He went around all of Galilee, teaching in their synagogues, proclaiming the gospel of the kingdom, and curing every disease and illness among the people.

Reflections on these readings:

Oblates of St. Francis de Sales: Sunday Reflections: Third Sunday in Ordinary Time (January 26, 2020)

Oblates of St. Francis de Sales: Sundays Salesian: Third Sunday of Ordinary Time (January 26, 2020)

Community in Mission: Come and Go With Me To My Father's House - A Homily for the Third Sunday of the Year (25 JAN 20)

Crossroads Initiative: Meaning of Church - Are You Called?

The Sacred Page: The First "Biblemas" Ever! Readings for the Feast of the Word of God (24 JAN 20)

The Sacred Page: Jesus' Public Ministry Begins (The Mass Readings Explained) (20 JAN 20)

Rhode Island Catholic: The Quiet Corner: True Christianity is not a matter of geography (23 JAN 20)

Rhode Island Catholic: Sunday Scripture: A great light (23 JAN 20) 

St. Paul Center: History Redeemed: Scott Hahn Reflects on the Third Sunday in Ordinary Time

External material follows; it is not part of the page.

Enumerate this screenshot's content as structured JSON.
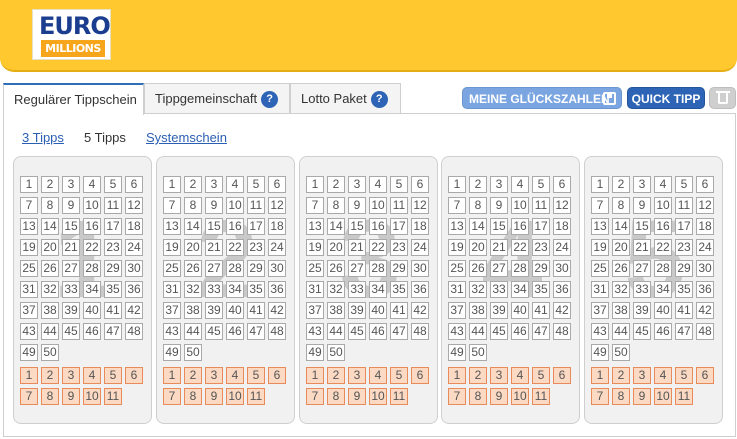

The Gregorian Institute at Benedictine College: This Sunday, Sinners in the Kingdom of God (23 JAN 20)

Word on Fire: In the Land of Zebulon and Naphtali (Cycle A * Ordinary Time * Week 3)

National Catholic Register: Sunday Readings: Following Jesus Is All or Nothing (26 JAN 20)

National Catholic Register: Pope Francis: Keep a Bible Close to You for Daily Inspiration (26 JAN 19)

Spirituality of the Readings: Let There Be Light (3rd Sunday of Ordinary Time - Year A)

In Exile: Struggling With Our Own Inadequacy (3rd Sunday of Ordinary Time - Year A)

Glancing Thoughts: The Day of Midian (3rd Sunday of Ordinary Time - Year A)

The Perspective of Justice: Light For The World (3rd Sunday of Ordinary Time - Year A)

Let the Scriptures Speak: Good Will Fishing (3rd Sunday of Ordinary Time - Year A)

The Word Embodied: Divided Hearts, Divided Church (3rd Sunday of Ordinary Time - Year A)

Historical Cultural Context: Interrelationships (3rd Sunday of Ordinary Time - Year A) 

Thoughts from the Early Church: Commentary by John Justus Landsberg (3rd Sunday of Ordinary Time - Year A)